# Instructions for the task
Type each record below again, with the same words.

# Data listing
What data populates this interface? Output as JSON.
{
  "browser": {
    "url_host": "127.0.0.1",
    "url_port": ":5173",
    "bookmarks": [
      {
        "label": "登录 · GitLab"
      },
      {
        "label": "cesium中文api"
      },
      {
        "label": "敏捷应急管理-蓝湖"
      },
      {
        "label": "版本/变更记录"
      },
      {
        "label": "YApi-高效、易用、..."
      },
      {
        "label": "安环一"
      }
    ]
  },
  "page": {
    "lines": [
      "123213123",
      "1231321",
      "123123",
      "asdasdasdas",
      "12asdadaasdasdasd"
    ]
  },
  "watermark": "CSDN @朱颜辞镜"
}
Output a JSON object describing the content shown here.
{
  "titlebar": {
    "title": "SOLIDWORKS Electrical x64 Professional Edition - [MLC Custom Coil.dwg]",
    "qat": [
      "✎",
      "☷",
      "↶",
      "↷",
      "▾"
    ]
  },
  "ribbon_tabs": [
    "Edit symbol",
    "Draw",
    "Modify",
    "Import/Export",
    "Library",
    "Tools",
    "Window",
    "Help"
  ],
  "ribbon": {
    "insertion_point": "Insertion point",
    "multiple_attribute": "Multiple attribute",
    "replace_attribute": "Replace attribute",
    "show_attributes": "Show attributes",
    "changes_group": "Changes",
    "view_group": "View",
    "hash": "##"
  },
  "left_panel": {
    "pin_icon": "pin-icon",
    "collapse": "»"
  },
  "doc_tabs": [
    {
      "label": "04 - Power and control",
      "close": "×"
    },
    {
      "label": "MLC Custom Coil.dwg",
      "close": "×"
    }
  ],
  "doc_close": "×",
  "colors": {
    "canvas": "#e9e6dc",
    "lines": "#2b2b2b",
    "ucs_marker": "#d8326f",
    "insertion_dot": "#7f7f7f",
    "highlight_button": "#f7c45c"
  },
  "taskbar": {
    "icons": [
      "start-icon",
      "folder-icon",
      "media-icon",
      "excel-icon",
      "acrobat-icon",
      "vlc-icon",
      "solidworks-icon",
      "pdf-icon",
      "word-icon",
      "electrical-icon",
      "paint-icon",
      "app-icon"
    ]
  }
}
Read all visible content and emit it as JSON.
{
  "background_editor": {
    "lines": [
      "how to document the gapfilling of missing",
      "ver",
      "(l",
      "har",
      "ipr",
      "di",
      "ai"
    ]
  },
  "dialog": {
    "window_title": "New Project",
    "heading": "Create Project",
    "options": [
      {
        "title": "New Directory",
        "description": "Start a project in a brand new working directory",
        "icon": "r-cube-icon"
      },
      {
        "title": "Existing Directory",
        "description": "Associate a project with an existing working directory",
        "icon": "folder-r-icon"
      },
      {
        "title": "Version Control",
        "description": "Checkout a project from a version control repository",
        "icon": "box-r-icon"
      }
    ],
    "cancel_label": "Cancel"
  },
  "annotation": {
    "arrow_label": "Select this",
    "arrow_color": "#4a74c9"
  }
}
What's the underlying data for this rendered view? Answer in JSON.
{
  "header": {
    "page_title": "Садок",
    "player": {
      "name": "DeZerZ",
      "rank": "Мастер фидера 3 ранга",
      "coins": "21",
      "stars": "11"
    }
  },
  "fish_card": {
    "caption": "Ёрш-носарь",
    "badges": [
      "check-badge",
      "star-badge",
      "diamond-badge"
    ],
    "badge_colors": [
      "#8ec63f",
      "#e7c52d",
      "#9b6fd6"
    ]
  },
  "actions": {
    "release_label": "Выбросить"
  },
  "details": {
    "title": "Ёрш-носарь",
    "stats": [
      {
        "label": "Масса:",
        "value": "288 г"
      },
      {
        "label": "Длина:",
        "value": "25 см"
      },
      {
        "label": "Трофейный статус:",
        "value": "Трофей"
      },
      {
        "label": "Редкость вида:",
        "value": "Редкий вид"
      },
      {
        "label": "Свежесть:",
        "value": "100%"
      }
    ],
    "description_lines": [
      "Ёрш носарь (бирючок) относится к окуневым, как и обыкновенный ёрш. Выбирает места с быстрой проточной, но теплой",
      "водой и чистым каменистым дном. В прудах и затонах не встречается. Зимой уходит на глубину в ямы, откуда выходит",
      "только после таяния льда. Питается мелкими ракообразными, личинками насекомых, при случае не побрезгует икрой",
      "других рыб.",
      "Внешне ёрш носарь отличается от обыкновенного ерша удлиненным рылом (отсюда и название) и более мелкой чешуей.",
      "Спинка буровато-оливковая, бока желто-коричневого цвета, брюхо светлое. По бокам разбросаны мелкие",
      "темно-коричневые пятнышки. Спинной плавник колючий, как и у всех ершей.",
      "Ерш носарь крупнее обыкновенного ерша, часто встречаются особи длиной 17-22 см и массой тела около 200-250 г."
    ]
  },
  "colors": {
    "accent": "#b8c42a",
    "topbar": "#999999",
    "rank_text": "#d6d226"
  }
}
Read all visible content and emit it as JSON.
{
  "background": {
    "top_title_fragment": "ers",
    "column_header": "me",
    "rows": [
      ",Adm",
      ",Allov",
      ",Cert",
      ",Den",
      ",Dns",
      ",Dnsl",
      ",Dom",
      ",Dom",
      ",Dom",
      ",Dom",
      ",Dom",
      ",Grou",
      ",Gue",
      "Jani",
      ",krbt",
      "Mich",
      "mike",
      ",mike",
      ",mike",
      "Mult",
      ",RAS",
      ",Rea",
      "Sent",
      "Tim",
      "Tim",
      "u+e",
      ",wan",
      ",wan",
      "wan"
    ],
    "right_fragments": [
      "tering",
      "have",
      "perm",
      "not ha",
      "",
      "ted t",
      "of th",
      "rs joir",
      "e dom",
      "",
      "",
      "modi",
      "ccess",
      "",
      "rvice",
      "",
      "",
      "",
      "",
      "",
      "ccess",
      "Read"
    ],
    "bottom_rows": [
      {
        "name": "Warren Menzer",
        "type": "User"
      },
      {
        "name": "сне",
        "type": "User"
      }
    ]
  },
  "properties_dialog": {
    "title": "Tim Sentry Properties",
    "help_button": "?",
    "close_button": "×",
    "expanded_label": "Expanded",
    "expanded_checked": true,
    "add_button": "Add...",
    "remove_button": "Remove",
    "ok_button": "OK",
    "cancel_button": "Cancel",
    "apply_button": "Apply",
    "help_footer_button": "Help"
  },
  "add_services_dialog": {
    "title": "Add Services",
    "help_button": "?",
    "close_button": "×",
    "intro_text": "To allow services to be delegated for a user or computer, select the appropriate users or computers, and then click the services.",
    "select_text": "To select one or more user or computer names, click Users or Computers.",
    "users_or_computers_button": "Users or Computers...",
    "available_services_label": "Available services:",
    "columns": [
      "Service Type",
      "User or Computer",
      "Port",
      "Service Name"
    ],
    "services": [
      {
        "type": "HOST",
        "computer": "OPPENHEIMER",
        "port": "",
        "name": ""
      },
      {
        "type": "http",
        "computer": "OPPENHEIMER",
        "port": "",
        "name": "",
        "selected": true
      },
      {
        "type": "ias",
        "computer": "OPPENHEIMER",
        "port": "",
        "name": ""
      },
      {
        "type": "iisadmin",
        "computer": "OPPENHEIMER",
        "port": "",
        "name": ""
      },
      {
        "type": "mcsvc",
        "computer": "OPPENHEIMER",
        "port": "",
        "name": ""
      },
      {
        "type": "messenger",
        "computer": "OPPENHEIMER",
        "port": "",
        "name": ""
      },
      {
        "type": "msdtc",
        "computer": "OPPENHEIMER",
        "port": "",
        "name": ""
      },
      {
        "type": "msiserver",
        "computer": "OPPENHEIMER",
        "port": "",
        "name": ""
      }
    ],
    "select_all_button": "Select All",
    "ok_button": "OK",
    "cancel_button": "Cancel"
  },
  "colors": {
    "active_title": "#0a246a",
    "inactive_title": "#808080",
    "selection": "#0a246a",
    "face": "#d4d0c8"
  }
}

# Written response
What data populates this interface? Output as JSON.
{
  "browser": {
    "url_host": "127.0.0.1",
    "url_port": ":5173",
    "bookmarks": [
      {
        "label": "登录 · GitLab"
      },
      {
        "label": "cesium中文api"
      },
      {
        "label": "敏捷应急管理-蓝湖"
      },
      {
        "label": "版本/变更记录"
      },
      {
        "label": "YApi-高效、易用、..."
      },
      {
        "label": "安环一"
      }
    ]
  },
  "page": {
    "lines": [
      "123213123",
      "1231321",
      "123123",
      "asdasdasdas",
      "12asdadaasdasdasd"
    ]
  },
  "watermark": "CSDN @朱颜辞镜"
}
Output a JSON object describing the content shown here.
{
  "titlebar": {
    "title": "SOLIDWORKS Electrical x64 Professional Edition - [MLC Custom Coil.dwg]",
    "qat": [
      "✎",
      "☷",
      "↶",
      "↷",
      "▾"
    ]
  },
  "ribbon_tabs": [
    "Edit symbol",
    "Draw",
    "Modify",
    "Import/Export",
    "Library",
    "Tools",
    "Window",
    "Help"
  ],
  "ribbon": {
    "insertion_point": "Insertion point",
    "multiple_attribute": "Multiple attribute",
    "replace_attribute": "Replace attribute",
    "show_attributes": "Show attributes",
    "changes_group": "Changes",
    "view_group": "View",
    "hash": "##"
  },
  "left_panel": {
    "pin_icon": "pin-icon",
    "collapse": "»"
  },
  "doc_tabs": [
    {
      "label": "04 - Power and control",
      "close": "×"
    },
    {
      "label": "MLC Custom Coil.dwg",
      "close": "×"
    }
  ],
  "doc_close": "×",
  "colors": {
    "canvas": "#e9e6dc",
    "lines": "#2b2b2b",
    "ucs_marker": "#d8326f",
    "insertion_dot": "#7f7f7f",
    "highlight_button": "#f7c45c"
  },
  "taskbar": {
    "icons": [
      "start-icon",
      "folder-icon",
      "media-icon",
      "excel-icon",
      "acrobat-icon",
      "vlc-icon",
      "solidworks-icon",
      "pdf-icon",
      "word-icon",
      "electrical-icon",
      "paint-icon",
      "app-icon"
    ]
  }
}
Read all visible content and emit it as JSON.
{
  "background_editor": {
    "lines": [
      "how to document the gapfilling of missing",
      "ver",
      "(l",
      "har",
      "ipr",
      "di",
      "ai"
    ]
  },
  "dialog": {
    "window_title": "New Project",
    "heading": "Create Project",
    "options": [
      {
        "title": "New Directory",
        "description": "Start a project in a brand new working directory",
        "icon": "r-cube-icon"
      },
      {
        "title": "Existing Directory",
        "description": "Associate a project with an existing working directory",
        "icon": "folder-r-icon"
      },
      {
        "title": "Version Control",
        "description": "Checkout a project from a version control repository",
        "icon": "box-r-icon"
      }
    ],
    "cancel_label": "Cancel"
  },
  "annotation": {
    "arrow_label": "Select this",
    "arrow_color": "#4a74c9"
  }
}
What's the underlying data for this rendered view? Answer in JSON.
{
  "header": {
    "page_title": "Садок",
    "player": {
      "name": "DeZerZ",
      "rank": "Мастер фидера 3 ранга",
      "coins": "21",
      "stars": "11"
    }
  },
  "fish_card": {
    "caption": "Ёрш-носарь",
    "badges": [
      "check-badge",
      "star-badge",
      "diamond-badge"
    ],
    "badge_colors": [
      "#8ec63f",
      "#e7c52d",
      "#9b6fd6"
    ]
  },
  "actions": {
    "release_label": "Выбросить"
  },
  "details": {
    "title": "Ёрш-носарь",
    "stats": [
      {
        "label": "Масса:",
        "value": "288 г"
      },
      {
        "label": "Длина:",
        "value": "25 см"
      },
      {
        "label": "Трофейный статус:",
        "value": "Трофей"
      },
      {
        "label": "Редкость вида:",
        "value": "Редкий вид"
      },
      {
        "label": "Свежесть:",
        "value": "100%"
      }
    ],
    "description_lines": [
      "Ёрш носарь (бирючок) относится к окуневым, как и обыкновенный ёрш. Выбирает места с быстрой проточной, но теплой",
      "водой и чистым каменистым дном. В прудах и затонах не встречается. Зимой уходит на глубину в ямы, откуда выходит",
      "только после таяния льда. Питается мелкими ракообразными, личинками насекомых, при случае не побрезгует икрой",
      "других рыб.",
      "Внешне ёрш носарь отличается от обыкновенного ерша удлиненным рылом (отсюда и название) и более мелкой чешуей.",
      "Спинка буровато-оливковая, бока желто-коричневого цвета, брюхо светлое. По бокам разбросаны мелкие",
      "темно-коричневые пятнышки. Спинной плавник колючий, как и у всех ершей.",
      "Ерш носарь крупнее обыкновенного ерша, часто встречаются особи длиной 17-22 см и массой тела около 200-250 г."
    ]
  },
  "colors": {
    "accent": "#b8c42a",
    "topbar": "#999999",
    "rank_text": "#d6d226"
  }
}
Read all visible content and emit it as JSON.
{
  "background": {
    "top_title_fragment": "ers",
    "column_header": "me",
    "rows": [
      ",Adm",
      ",Allov",
      ",Cert",
      ",Den",
      ",Dns",
      ",Dnsl",
      ",Dom",
      ",Dom",
      ",Dom",
      ",Dom",
      ",Dom",
      ",Grou",
      ",Gue",
      "Jani",
      ",krbt",
      "Mich",
      "mike",
      ",mike",
      ",mike",
      "Mult",
      ",RAS",
      ",Rea",
      "Sent",
      "Tim",
      "Tim",
      "u+e",
      ",wan",
      ",wan",
      "wan"
    ],
    "right_fragments": [
      "tering",
      "have",
      "perm",
      "not ha",
      "",
      "ted t",
      "of th",
      "rs joir",
      "e dom",
      "",
      "",
      "modi",
      "ccess",
      "",
      "rvice",
      "",
      "",
      "",
      "",
      "",
      "ccess",
      "Read"
    ],
    "bottom_rows": [
      {
        "name": "Warren Menzer",
        "type": "User"
      },
      {
        "name": "сне",
        "type": "User"
      }
    ]
  },
  "properties_dialog": {
    "title": "Tim Sentry Properties",
    "help_button": "?",
    "close_button": "×",
    "expanded_label": "Expanded",
    "expanded_checked": true,
    "add_button": "Add...",
    "remove_button": "Remove",
    "ok_button": "OK",
    "cancel_button": "Cancel",
    "apply_button": "Apply",
    "help_footer_button": "Help"
  },
  "add_services_dialog": {
    "title": "Add Services",
    "help_button": "?",
    "close_button": "×",
    "intro_text": "To allow services to be delegated for a user or computer, select the appropriate users or computers, and then click the services.",
    "select_text": "To select one or more user or computer names, click Users or Computers.",
    "users_or_computers_button": "Users or Computers...",
    "available_services_label": "Available services:",
    "columns": [
      "Service Type",
      "User or Computer",
      "Port",
      "Service Name"
    ],
    "services": [
      {
        "type": "HOST",
        "computer": "OPPENHEIMER",
        "port": "",
        "name": ""
      },
      {
        "type": "http",
        "computer": "OPPENHEIMER",
        "port": "",
        "name": "",
        "selected": true
      },
      {
        "type": "ias",
        "computer": "OPPENHEIMER",
        "port": "",
        "name": ""
      },
      {
        "type": "iisadmin",
        "computer": "OPPENHEIMER",
        "port": "",
        "name": ""
      },
      {
        "type": "mcsvc",
        "computer": "OPPENHEIMER",
        "port": "",
        "name": ""
      },
      {
        "type": "messenger",
        "computer": "OPPENHEIMER",
        "port": "",
        "name": ""
      },
      {
        "type": "msdtc",
        "computer": "OPPENHEIMER",
        "port": "",
        "name": ""
      },
      {
        "type": "msiserver",
        "computer": "OPPENHEIMER",
        "port": "",
        "name": ""
      }
    ],
    "select_all_button": "Select All",
    "ok_button": "OK",
    "cancel_button": "Cancel"
  },
  "colors": {
    "active_title": "#0a246a",
    "inactive_title": "#808080",
    "selection": "#0a246a",
    "face": "#d4d0c8"
  }
}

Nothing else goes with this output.